**Dataset rows describing interfaces:**
+ + + + + + +

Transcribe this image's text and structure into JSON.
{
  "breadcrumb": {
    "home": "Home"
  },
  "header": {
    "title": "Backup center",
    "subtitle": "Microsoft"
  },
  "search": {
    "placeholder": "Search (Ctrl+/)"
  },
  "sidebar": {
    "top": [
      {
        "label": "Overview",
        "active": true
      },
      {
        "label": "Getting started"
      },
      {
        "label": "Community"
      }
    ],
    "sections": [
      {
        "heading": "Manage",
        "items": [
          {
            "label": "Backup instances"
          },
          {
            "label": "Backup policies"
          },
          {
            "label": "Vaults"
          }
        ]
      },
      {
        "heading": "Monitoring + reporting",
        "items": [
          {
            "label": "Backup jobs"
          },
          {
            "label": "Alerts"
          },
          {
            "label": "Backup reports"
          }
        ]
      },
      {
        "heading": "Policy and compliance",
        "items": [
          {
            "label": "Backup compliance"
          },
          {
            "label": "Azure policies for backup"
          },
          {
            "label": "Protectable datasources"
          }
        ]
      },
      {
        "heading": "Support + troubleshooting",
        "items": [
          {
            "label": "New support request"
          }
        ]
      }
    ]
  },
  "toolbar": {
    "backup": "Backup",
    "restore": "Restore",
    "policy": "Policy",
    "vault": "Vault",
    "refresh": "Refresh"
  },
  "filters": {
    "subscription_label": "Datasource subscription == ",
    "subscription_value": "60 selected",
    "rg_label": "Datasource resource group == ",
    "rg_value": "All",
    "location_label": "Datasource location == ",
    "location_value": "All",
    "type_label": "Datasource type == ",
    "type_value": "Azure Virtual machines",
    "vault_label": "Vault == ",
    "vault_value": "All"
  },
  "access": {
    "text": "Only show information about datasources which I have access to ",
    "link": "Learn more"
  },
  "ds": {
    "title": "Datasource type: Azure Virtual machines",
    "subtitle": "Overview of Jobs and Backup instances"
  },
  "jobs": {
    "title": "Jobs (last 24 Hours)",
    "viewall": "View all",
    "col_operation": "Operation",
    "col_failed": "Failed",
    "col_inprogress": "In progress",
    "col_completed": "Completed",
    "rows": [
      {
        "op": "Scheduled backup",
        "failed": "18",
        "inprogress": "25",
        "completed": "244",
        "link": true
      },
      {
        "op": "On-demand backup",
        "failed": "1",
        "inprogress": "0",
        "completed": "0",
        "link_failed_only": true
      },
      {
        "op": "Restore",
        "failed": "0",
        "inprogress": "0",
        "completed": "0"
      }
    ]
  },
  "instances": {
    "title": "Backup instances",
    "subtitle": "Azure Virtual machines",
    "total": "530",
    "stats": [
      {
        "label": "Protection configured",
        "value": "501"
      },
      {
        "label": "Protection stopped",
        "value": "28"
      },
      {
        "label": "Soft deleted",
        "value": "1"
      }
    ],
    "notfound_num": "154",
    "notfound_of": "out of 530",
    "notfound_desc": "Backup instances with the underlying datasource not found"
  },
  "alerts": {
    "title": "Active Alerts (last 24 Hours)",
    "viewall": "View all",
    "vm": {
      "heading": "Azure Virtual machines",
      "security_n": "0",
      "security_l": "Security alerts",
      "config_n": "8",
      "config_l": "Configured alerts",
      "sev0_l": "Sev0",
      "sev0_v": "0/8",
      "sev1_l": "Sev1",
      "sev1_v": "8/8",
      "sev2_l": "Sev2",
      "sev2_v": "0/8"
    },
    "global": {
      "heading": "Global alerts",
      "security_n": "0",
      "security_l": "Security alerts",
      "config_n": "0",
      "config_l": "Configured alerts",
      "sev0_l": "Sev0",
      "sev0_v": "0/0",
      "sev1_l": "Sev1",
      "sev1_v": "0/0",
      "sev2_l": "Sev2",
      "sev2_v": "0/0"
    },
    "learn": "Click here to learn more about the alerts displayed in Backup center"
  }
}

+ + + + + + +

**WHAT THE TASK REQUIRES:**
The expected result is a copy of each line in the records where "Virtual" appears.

**RESULT:**
    "type_value": "Azure Virtual machines",
    "title": "Datasource type: Azure Virtual machines",
    "subtitle": "Azure Virtual machines",
      "heading": "Azure Virtual machines",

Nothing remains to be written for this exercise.